*** Block opens ***

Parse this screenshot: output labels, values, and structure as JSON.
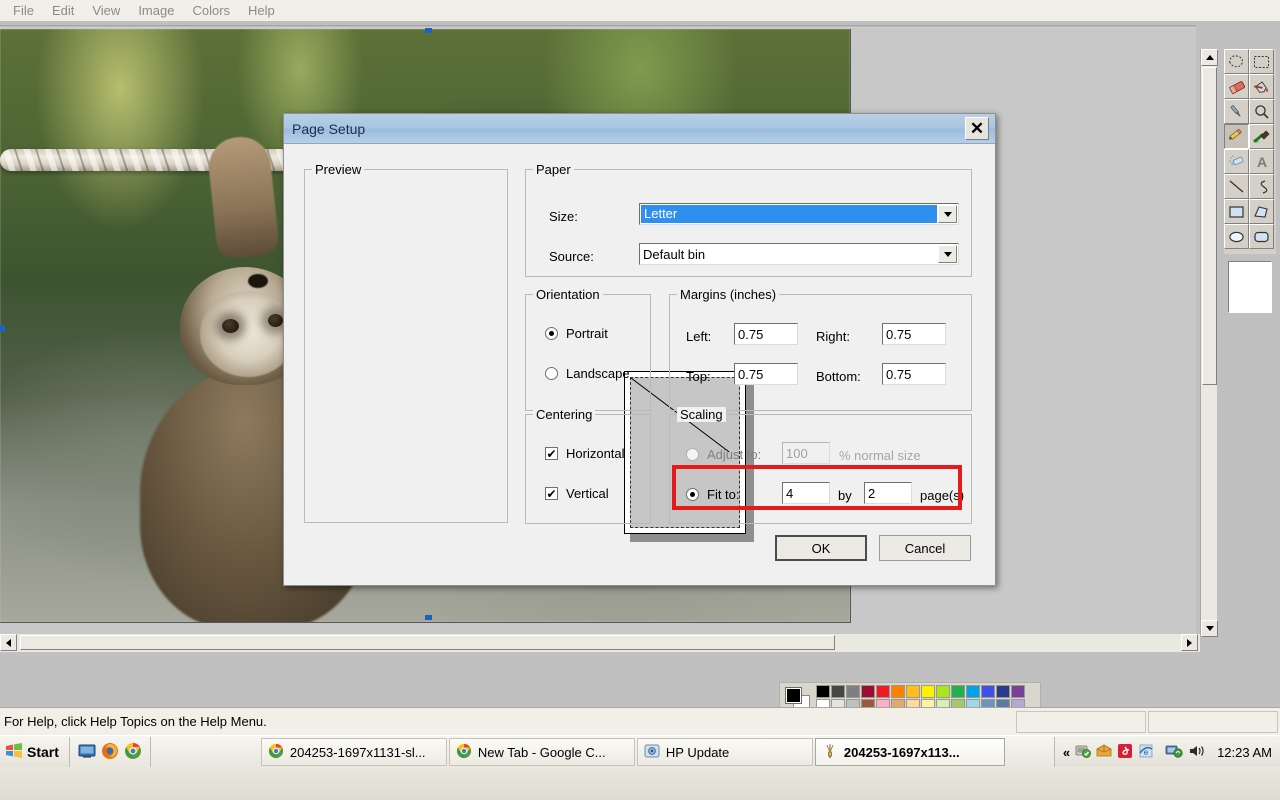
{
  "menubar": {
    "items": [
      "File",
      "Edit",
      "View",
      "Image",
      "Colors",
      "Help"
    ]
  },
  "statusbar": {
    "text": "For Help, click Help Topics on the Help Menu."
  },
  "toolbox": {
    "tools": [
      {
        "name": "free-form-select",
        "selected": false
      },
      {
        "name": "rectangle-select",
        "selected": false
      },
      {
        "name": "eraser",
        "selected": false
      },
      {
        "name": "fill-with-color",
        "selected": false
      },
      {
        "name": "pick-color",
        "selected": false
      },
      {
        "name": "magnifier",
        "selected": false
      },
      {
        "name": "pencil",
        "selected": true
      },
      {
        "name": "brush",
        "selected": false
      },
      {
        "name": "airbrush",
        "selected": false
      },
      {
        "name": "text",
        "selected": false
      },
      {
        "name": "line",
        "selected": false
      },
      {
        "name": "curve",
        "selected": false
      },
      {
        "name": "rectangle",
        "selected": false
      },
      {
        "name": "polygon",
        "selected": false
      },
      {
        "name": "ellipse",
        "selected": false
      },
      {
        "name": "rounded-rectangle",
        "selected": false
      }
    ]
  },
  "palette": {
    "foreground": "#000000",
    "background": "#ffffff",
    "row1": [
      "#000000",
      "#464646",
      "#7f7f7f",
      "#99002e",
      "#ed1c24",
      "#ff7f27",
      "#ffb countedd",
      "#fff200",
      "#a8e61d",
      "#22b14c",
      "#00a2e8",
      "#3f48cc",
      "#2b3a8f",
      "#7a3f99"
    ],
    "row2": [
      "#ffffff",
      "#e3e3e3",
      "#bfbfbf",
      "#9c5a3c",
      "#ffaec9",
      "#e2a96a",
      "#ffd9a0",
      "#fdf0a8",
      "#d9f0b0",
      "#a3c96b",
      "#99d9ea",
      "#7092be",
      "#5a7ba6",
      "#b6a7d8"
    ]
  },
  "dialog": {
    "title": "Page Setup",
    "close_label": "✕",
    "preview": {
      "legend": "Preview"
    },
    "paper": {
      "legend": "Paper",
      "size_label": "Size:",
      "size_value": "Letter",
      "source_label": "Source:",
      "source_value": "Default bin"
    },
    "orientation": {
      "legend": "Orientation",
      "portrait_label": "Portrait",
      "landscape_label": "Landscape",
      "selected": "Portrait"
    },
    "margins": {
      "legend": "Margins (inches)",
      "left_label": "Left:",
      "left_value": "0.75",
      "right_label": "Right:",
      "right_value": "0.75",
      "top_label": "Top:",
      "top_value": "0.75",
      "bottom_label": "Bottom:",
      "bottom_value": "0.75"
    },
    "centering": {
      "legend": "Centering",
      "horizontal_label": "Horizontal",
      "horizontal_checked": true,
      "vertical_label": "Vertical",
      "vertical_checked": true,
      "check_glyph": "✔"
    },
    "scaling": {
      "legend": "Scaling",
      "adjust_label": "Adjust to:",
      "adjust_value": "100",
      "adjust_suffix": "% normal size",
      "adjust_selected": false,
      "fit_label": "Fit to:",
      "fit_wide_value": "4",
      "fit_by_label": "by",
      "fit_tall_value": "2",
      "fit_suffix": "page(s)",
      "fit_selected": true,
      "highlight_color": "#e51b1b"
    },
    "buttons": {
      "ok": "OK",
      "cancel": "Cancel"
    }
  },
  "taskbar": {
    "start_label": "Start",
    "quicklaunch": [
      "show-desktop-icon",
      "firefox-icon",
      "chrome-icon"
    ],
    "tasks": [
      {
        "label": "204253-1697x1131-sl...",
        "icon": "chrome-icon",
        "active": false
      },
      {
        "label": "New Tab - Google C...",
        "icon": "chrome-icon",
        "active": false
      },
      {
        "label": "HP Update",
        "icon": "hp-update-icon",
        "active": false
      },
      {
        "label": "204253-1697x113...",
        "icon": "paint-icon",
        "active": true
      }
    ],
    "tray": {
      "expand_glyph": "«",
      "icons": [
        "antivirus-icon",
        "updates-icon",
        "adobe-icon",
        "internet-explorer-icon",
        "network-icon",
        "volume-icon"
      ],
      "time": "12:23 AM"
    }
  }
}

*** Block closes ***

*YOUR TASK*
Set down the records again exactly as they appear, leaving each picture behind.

*COMPLETED EXERCISE*
Parse this screenshot: output labels, values, and structure as JSON.
{
  "menubar": {
    "items": [
      "File",
      "Edit",
      "View",
      "Image",
      "Colors",
      "Help"
    ]
  },
  "statusbar": {
    "text": "For Help, click Help Topics on the Help Menu."
  },
  "toolbox": {
    "tools": [
      {
        "name": "free-form-select",
        "selected": false
      },
      {
        "name": "rectangle-select",
        "selected": false
      },
      {
        "name": "eraser",
        "selected": false
      },
      {
        "name": "fill-with-color",
        "selected": false
      },
      {
        "name": "pick-color",
        "selected": false
      },
      {
        "name": "magnifier",
        "selected": false
      },
      {
        "name": "pencil",
        "selected": true
      },
      {
        "name": "brush",
        "selected": false
      },
      {
        "name": "airbrush",
        "selected": false
      },
      {
        "name": "text",
        "selected": false
      },
      {
        "name": "line",
        "selected": false
      },
      {
        "name": "curve",
        "selected": false
      },
      {
        "name": "rectangle",
        "selected": false
      },
      {
        "name": "polygon",
        "selected": false
      },
      {
        "name": "ellipse",
        "selected": false
      },
      {
        "name": "rounded-rectangle",
        "selected": false
      }
    ]
  },
  "palette": {
    "foreground": "#000000",
    "background": "#ffffff",
    "row1": [
      "#000000",
      "#464646",
      "#7f7f7f",
      "#99002e",
      "#ed1c24",
      "#ff7f27",
      "#ffb countedd",
      "#fff200",
      "#a8e61d",
      "#22b14c",
      "#00a2e8",
      "#3f48cc",
      "#2b3a8f",
      "#7a3f99"
    ],
    "row2": [
      "#ffffff",
      "#e3e3e3",
      "#bfbfbf",
      "#9c5a3c",
      "#ffaec9",
      "#e2a96a",
      "#ffd9a0",
      "#fdf0a8",
      "#d9f0b0",
      "#a3c96b",
      "#99d9ea",
      "#7092be",
      "#5a7ba6",
      "#b6a7d8"
    ]
  },
  "dialog": {
    "title": "Page Setup",
    "close_label": "✕",
    "preview": {
      "legend": "Preview"
    },
    "paper": {
      "legend": "Paper",
      "size_label": "Size:",
      "size_value": "Letter",
      "source_label": "Source:",
      "source_value": "Default bin"
    },
    "orientation": {
      "legend": "Orientation",
      "portrait_label": "Portrait",
      "landscape_label": "Landscape",
      "selected": "Portrait"
    },
    "margins": {
      "legend": "Margins (inches)",
      "left_label": "Left:",
      "left_value": "0.75",
      "right_label": "Right:",
      "right_value": "0.75",
      "top_label": "Top:",
      "top_value": "0.75",
      "bottom_label": "Bottom:",
      "bottom_value": "0.75"
    },
    "centering": {
      "legend": "Centering",
      "horizontal_label": "Horizontal",
      "horizontal_checked": true,
      "vertical_label": "Vertical",
      "vertical_checked": true,
      "check_glyph": "✔"
    },
    "scaling": {
      "legend": "Scaling",
      "adjust_label": "Adjust to:",
      "adjust_value": "100",
      "adjust_suffix": "% normal size",
      "adjust_selected": false,
      "fit_label": "Fit to:",
      "fit_wide_value": "4",
      "fit_by_label": "by",
      "fit_tall_value": "2",
      "fit_suffix": "page(s)",
      "fit_selected": true,
      "highlight_color": "#e51b1b"
    },
    "buttons": {
      "ok": "OK",
      "cancel": "Cancel"
    }
  },
  "taskbar": {
    "start_label": "Start",
    "quicklaunch": [
      "show-desktop-icon",
      "firefox-icon",
      "chrome-icon"
    ],
    "tasks": [
      {
        "label": "204253-1697x1131-sl...",
        "icon": "chrome-icon",
        "active": false
      },
      {
        "label": "New Tab - Google C...",
        "icon": "chrome-icon",
        "active": false
      },
      {
        "label": "HP Update",
        "icon": "hp-update-icon",
        "active": false
      },
      {
        "label": "204253-1697x113...",
        "icon": "paint-icon",
        "active": true
      }
    ],
    "tray": {
      "expand_glyph": "«",
      "icons": [
        "antivirus-icon",
        "updates-icon",
        "adobe-icon",
        "internet-explorer-icon",
        "network-icon",
        "volume-icon"
      ],
      "time": "12:23 AM"
    }
  }
}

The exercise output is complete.